There are different types of doubled pawns (see diagram). A doubled pawn is weak because of four considerations:

  1. lack of mobility
  2. inability to act as a normal pawn
  3. likelihood that it cannot be exchanged for an opposing normal pawn
  4. vulnerability to attack, as the front pawn cannot be defended from behind by a rook

The doubled pawns on the b-file are in the best situation, the f-file pawns are next. The h-file pawns are in the worst situation because two pawns are held back by one opposing pawn, so the second pawn has little value (Berliner 1999:18–20). See Chess piece relative value for more discussion.

See alsoEdit

ReferencesEdit

Bibliography

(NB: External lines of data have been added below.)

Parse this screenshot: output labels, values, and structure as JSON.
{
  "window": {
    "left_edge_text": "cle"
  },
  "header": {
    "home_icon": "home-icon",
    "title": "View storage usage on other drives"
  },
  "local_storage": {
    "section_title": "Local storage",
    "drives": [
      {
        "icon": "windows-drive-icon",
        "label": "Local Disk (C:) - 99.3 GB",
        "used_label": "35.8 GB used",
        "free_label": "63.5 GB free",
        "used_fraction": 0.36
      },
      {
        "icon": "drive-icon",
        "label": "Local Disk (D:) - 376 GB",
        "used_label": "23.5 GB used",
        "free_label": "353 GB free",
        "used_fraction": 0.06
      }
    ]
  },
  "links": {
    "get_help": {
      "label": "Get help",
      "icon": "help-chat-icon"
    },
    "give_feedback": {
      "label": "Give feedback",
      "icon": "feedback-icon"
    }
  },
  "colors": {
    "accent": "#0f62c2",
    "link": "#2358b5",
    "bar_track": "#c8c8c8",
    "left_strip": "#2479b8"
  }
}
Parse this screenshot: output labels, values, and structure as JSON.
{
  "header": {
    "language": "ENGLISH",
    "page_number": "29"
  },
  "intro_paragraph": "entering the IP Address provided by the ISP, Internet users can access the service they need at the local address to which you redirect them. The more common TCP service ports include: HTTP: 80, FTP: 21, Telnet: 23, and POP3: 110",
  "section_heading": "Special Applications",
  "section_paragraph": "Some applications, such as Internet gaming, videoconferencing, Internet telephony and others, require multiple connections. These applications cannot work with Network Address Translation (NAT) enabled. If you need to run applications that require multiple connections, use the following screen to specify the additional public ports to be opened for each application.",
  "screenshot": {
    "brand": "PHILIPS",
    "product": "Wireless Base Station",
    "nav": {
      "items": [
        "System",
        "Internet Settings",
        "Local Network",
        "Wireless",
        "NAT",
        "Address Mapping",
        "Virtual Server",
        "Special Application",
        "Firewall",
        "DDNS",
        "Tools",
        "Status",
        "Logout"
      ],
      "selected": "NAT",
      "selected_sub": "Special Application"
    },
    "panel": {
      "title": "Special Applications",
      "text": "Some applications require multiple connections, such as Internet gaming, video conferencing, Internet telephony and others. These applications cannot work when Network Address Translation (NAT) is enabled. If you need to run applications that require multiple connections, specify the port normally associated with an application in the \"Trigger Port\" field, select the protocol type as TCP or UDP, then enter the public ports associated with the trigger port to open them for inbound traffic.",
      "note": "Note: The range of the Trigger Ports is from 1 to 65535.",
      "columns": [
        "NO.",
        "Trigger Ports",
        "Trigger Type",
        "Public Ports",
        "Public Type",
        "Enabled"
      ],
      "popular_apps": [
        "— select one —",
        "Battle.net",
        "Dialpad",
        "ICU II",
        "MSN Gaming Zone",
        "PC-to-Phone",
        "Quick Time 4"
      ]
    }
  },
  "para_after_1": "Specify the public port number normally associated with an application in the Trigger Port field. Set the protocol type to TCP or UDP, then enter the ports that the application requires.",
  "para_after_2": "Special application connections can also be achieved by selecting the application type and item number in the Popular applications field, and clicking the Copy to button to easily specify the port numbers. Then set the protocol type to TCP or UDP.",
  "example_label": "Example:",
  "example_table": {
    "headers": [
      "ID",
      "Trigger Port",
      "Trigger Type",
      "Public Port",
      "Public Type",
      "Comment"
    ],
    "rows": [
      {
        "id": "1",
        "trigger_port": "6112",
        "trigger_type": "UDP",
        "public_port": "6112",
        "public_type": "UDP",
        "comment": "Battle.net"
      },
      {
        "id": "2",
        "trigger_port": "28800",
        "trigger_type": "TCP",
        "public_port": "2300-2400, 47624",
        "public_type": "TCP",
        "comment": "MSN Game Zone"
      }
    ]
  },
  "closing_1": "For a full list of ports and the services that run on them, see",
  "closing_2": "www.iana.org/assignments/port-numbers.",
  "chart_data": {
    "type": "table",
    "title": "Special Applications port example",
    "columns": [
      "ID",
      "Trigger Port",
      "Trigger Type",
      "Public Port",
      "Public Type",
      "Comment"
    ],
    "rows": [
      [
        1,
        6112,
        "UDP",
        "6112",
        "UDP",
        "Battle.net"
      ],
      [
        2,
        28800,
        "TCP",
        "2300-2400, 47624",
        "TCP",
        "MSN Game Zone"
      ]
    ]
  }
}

  • Berliner, Hans (1999), The System: A World Champion's Approach to Chess, Gambit Publications, ISBN 1-901983-10-2
  • Hooper, David; Whyld, Kenneth (1992), The Oxford Companion to Chess (2nd ed.), Oxford University Press, ISBN 0-19-866164-9